For additional information regarding vaccination in your area, reach out to your local public health authorities, healthcare provider, or other trusted and credible sources, such as Canada.ca and Immunize.ca. Canada.ca provides a broad range of COVID-19 information and resources to help Canadians understand the benefits of being vaccinated against COVID-19 and find guidance on life after vaccination.

While COVID-19 is still circulating in Canada and internationally, core public health practices remain crucial: stay home/self-isolate if you have symptoms; be aware of risks associated with different settings; follow local public health advice and maintain individual protective practices. In particular, physical distancing and properly wearing a well-fitted and well-constructed face mask provide additional layers of protection that further reduce your risk in all settings. Canadians are advised to continue avoiding non-essential travel outside of Canada; if you must travel, be aware of the requirements for visiting other countries and for returning to Canada.

Canadians can also go the extra mile by sharing credible information on COVID-19 risks and prevention practices and measures to reduce COVID-19 in communities.

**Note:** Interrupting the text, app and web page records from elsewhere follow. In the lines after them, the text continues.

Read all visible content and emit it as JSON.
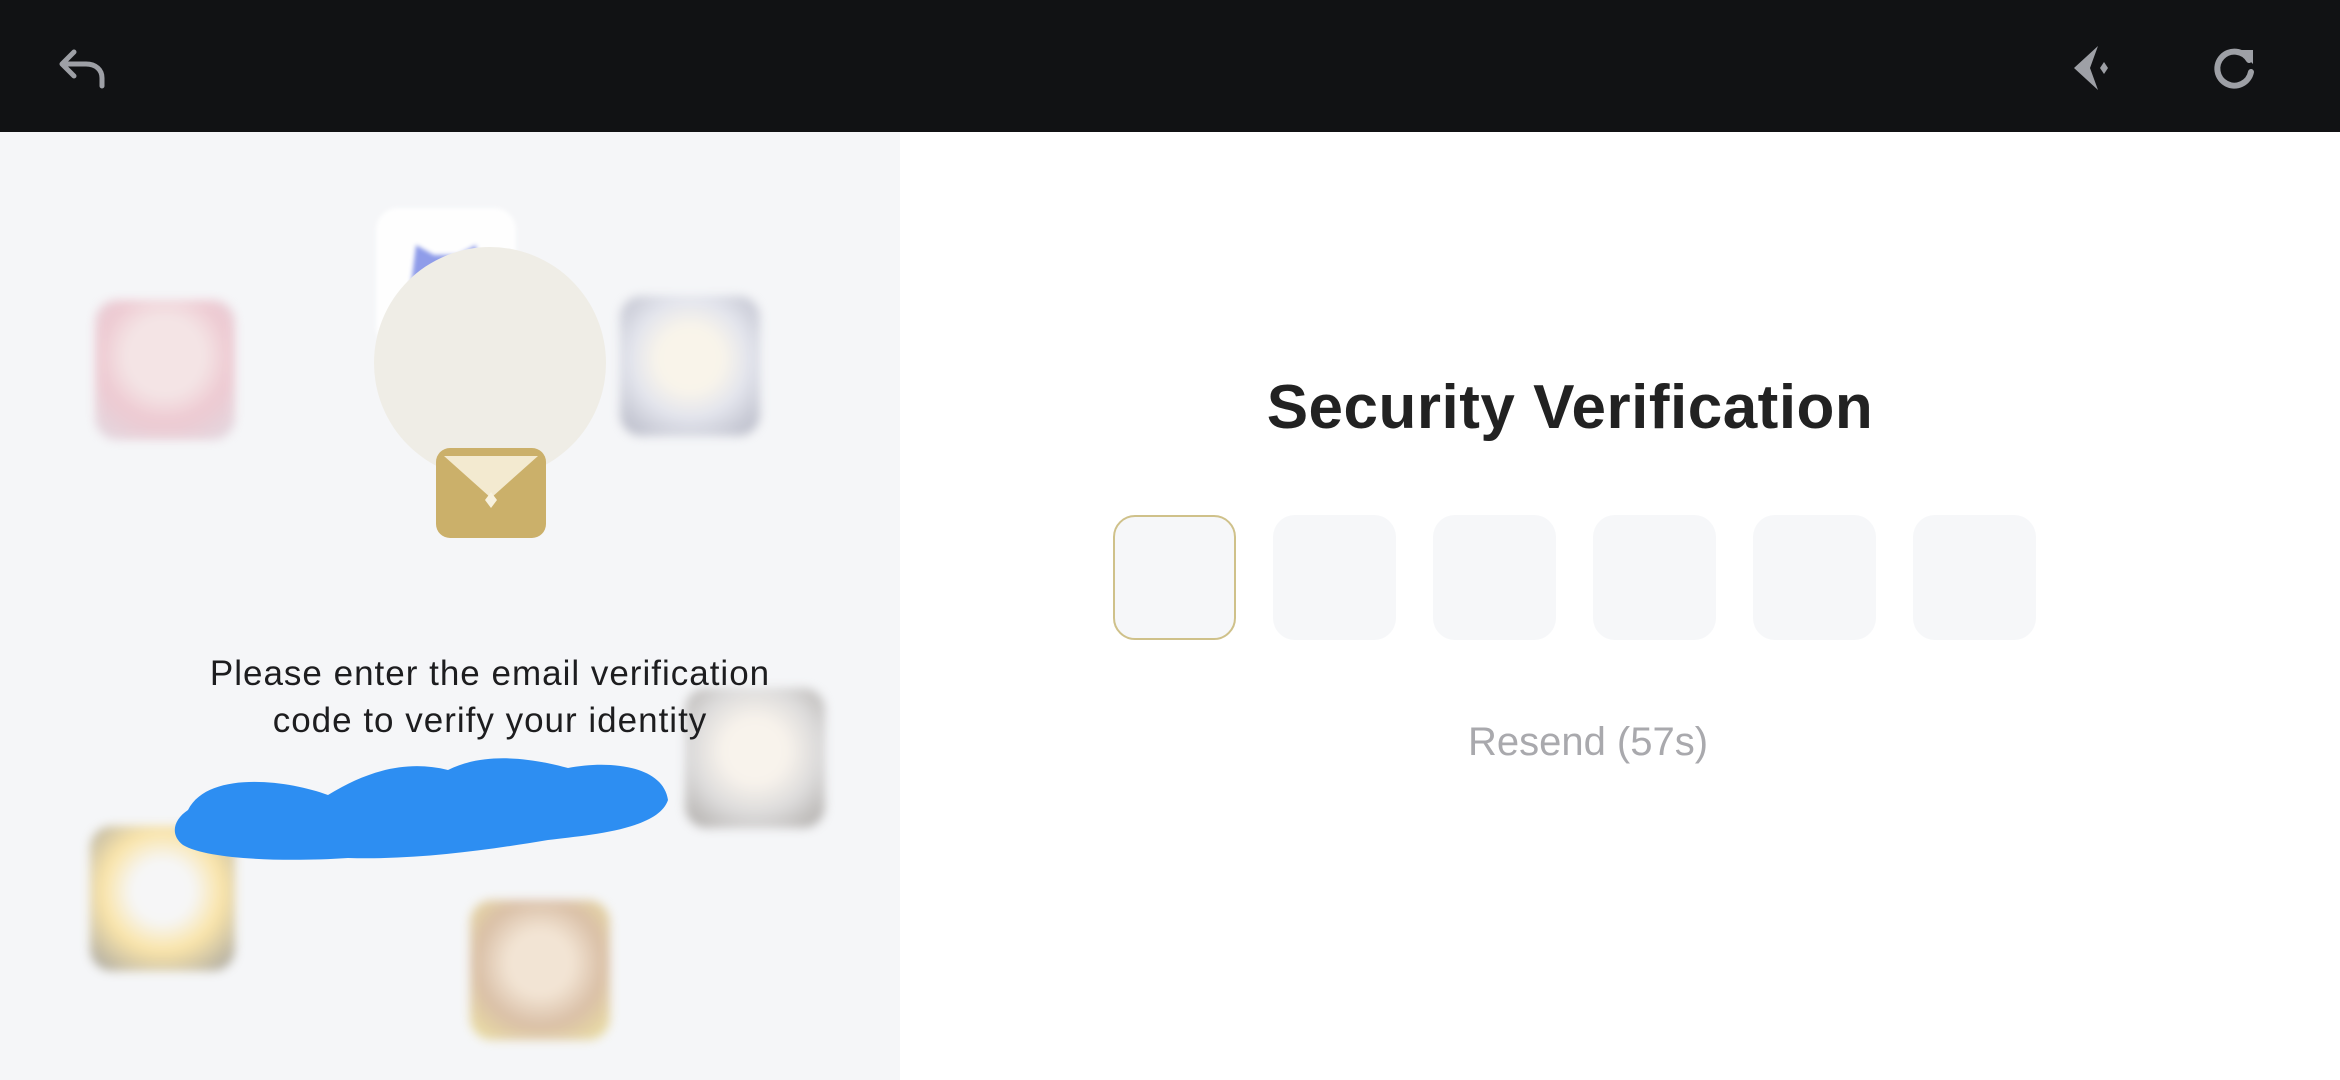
{
  "topbar": {
    "back_icon": "back-arrow-icon",
    "assist_icon": "sparkle-icon",
    "refresh_icon": "refresh-icon"
  },
  "left_panel": {
    "instructions_line1": "Please enter the email verification",
    "instructions_line2": "code to verify your identity",
    "mail_icon": "envelope-icon",
    "discord_icon": "discord-icon",
    "accent_color": "#cbb06a"
  },
  "verification": {
    "title": "Security Verification",
    "code_digits": [
      "",
      "",
      "",
      "",
      "",
      ""
    ],
    "resend_label": "Resend (57s)",
    "active_border_color": "#cfc18a"
  }
}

Read my backgrounder to access more COVID-19 Information and Resources on ways to reduce the risks and protect yourself and others, including information on COVID-19 vaccination.

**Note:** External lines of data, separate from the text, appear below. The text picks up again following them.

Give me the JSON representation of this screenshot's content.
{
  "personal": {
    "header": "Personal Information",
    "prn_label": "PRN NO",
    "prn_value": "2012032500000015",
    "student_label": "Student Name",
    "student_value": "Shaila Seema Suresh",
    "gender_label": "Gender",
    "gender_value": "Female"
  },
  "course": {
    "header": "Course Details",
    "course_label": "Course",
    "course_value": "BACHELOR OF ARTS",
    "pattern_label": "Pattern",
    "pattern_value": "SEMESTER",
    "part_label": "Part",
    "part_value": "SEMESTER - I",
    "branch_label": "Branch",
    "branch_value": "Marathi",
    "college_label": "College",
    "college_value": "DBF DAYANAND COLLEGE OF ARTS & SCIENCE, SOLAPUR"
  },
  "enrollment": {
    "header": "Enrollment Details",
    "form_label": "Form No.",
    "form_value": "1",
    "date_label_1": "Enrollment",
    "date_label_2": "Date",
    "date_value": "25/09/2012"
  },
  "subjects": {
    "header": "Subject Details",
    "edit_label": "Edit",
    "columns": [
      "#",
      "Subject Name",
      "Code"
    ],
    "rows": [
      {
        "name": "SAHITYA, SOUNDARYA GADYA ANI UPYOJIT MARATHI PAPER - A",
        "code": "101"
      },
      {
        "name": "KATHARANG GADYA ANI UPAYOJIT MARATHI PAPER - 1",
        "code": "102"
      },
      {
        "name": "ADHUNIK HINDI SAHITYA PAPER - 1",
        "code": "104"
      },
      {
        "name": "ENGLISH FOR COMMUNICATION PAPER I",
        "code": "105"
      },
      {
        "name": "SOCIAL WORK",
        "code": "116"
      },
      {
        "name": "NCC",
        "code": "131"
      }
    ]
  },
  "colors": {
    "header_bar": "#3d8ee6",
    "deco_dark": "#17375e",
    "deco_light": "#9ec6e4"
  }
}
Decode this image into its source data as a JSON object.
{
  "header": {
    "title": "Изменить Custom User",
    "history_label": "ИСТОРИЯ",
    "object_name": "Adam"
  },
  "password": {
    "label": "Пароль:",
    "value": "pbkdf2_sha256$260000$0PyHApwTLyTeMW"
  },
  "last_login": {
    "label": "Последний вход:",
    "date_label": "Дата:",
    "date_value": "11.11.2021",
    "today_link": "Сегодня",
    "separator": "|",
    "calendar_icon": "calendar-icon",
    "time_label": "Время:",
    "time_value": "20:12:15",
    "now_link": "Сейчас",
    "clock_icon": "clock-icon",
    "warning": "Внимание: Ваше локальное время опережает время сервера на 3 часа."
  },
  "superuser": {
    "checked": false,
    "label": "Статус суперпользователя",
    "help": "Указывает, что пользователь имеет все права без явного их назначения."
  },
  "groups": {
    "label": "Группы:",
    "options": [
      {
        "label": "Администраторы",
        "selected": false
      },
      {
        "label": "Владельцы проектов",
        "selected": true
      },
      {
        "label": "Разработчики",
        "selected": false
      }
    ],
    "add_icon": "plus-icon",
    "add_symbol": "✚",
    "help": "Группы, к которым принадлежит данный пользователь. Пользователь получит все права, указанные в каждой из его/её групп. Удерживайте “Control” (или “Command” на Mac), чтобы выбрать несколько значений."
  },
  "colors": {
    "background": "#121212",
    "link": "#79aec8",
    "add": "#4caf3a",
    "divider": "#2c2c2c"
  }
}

Media Relations
Public Health Agency of Canada

This on Govt of Canada Website go to the link here


Here you will find the latest data on Covid-19 Cases in Canada on September 20th,2021

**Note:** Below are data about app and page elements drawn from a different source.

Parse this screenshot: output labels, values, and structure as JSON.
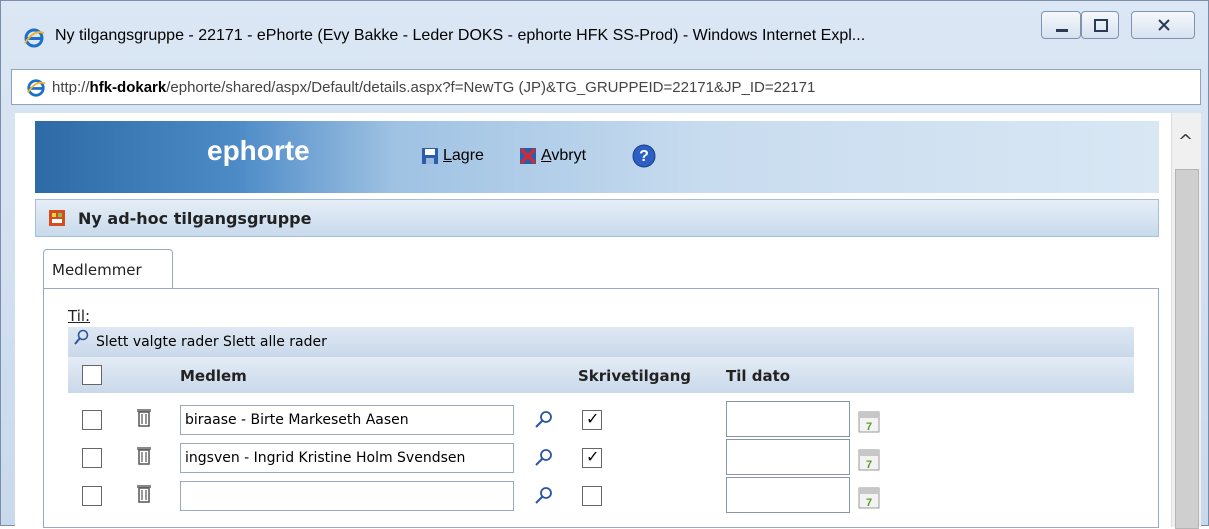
{
  "window": {
    "title": "Ny tilgangsgruppe - 22171 - ePhorte (Evy Bakke - Leder DOKS - ephorte HFK SS-Prod) - Windows Internet Expl...",
    "address_prefix": "http://",
    "address_host": "hfk-dokark",
    "address_path": "/ephorte/shared/aspx/Default/details.aspx?f=NewTG (JP)&TG_GRUPPEID=22171&JP_ID=22171"
  },
  "banner": {
    "logo": "ephorte"
  },
  "toolbar": {
    "save_first": "L",
    "save_rest": "agre",
    "cancel_first": "A",
    "cancel_rest": "vbryt"
  },
  "section": {
    "title": "Ny ad-hoc tilgangsgruppe"
  },
  "tabs": [
    {
      "label": "Medlemmer"
    }
  ],
  "form": {
    "til_label": "Til:",
    "actions_text": "Slett valgte rader Slett alle rader",
    "columns": {
      "medlem": "Medlem",
      "skrivetilgang": "Skrivetilgang",
      "til_dato": "Til dato"
    },
    "rows": [
      {
        "member": "biraase - Birte Markeseth Aasen",
        "skrivetilgang": true,
        "til_dato": ""
      },
      {
        "member": "ingsven - Ingrid Kristine Holm Svendsen",
        "skrivetilgang": true,
        "til_dato": ""
      },
      {
        "member": "",
        "skrivetilgang": false,
        "til_dato": ""
      }
    ],
    "calendar_day": "7"
  },
  "icons": {
    "ie": "ie-icon",
    "save": "save-icon",
    "cancel": "cancel-icon",
    "help": "help-icon",
    "lookup": "lookup-icon",
    "trash": "trash-icon",
    "calendar": "calendar-icon"
  },
  "colors": {
    "banner_dark": "#2d6aa6",
    "banner_light": "#d9e7f4",
    "header_bar": "#c9d8ea"
  }
}
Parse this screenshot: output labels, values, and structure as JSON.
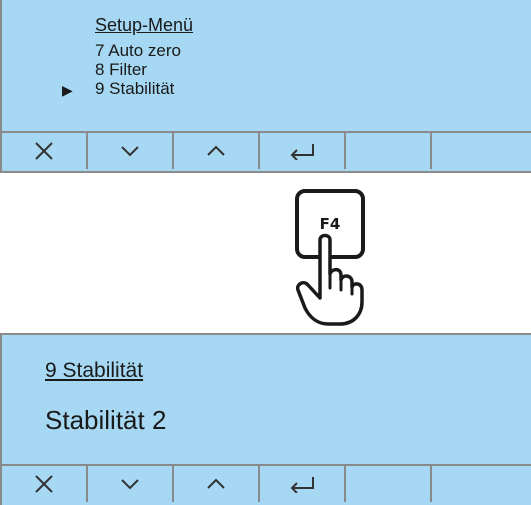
{
  "top_screen": {
    "menu_title": "Setup-Menü",
    "items": [
      {
        "label": "7 Auto zero"
      },
      {
        "label": "8 Filter"
      },
      {
        "label": "9 Stabilität"
      }
    ],
    "cursor": "▶",
    "selected_index": 2
  },
  "key": {
    "label": "F4"
  },
  "bottom_screen": {
    "title": "9 Stabilität",
    "value": "Stabilität 2"
  },
  "softkeys": [
    {
      "icon": "close-icon"
    },
    {
      "icon": "chevron-down-icon"
    },
    {
      "icon": "chevron-up-icon"
    },
    {
      "icon": "enter-icon"
    },
    {
      "icon": ""
    },
    {
      "icon": ""
    }
  ],
  "colors": {
    "lcd_background": "#a6d8f3",
    "border": "#8a8a8a",
    "text": "#1a1a1a"
  }
}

Public health releases guidelines for Canadians fully vaccinated against COVID-19 June 25th,2021

COVID-19 Disability Advisory Group will continue to help guide Government action on disability inclusion

COVID-19 & Disability Resources



Coronavirus disease (COVID-19): Awareness resources

Covid-19 on a global scale


This from The World Health Organization website you can find information and guidance from WHO regarding the current outbreak of coronavirus disease (COVID-19) that was first reported from Wuhan, China, on 31 December 2019.

Please visit this page for daily updates.

Here is the WHO latest update

WHO Director-General’s opening remarks at the media briefing on COVID-19 -September 14th,2021

This is the Briefing of The WHO News Conference that was Today September 14th,2021



Weekly operational update on COVID-19 – 20 September 2021 / 20 September 2021 | Emergency Situational Updates Overview


Weekly operational update on COVID-19 - 20 September 2021In this edition of the COVID-19 Weekly Operational Update, highlights of country-level actions and WHO support to countries include:
  • Delivering 2 million syringes for Sri Lanka’s COVID-19 vaccination drive
  • Shipment of WHO life-saving medical supplies to Kabul, Afghanistan with support from Qatar
  • WHO logistics hub airlifts largest single shipment of humanitarian cargo to Ethiopia
  • WHO/Europe and Germany support children with disabilities in Belarus
  • Rebooting COVID-19 response strategy and measures in Cambodia
  • Expanding capacity for Integrated Disease Surveillance and Response (IDSR) in the African Region
  • External Quality Assessment for laboratories testing for SARS-CoV-2
  • Testing Rapid Response Mobile Laboratories (RRML) deployment procedures and minimum standards in first virtual tabletop (V-TTX) exercise for RRML/GOARN
  • Connecting countries to share experiences and learnings from their COVID-19 vaccine roll-out using the mini-cPIE (COVID-19 vaccination Intra-Action Review) process
  • Progress on a subset of indicators from the SPRP 2021 Monitoring and Evaluation Framework
  • Updates on WHO’s financing to support countries in SPRP 2021 implementation and provision of critical supplies.



Coronavirus disease (COVID-19) advice for the public: Videos Click Here

Print Friendly, PDF & Email

No Comments

No comments!

There are no comments yet, but you can be first to comment this article.

Leave a Reply


This site uses Akismet to reduce spam. Learn how your comment data is processed.

Click to listen highlighted text!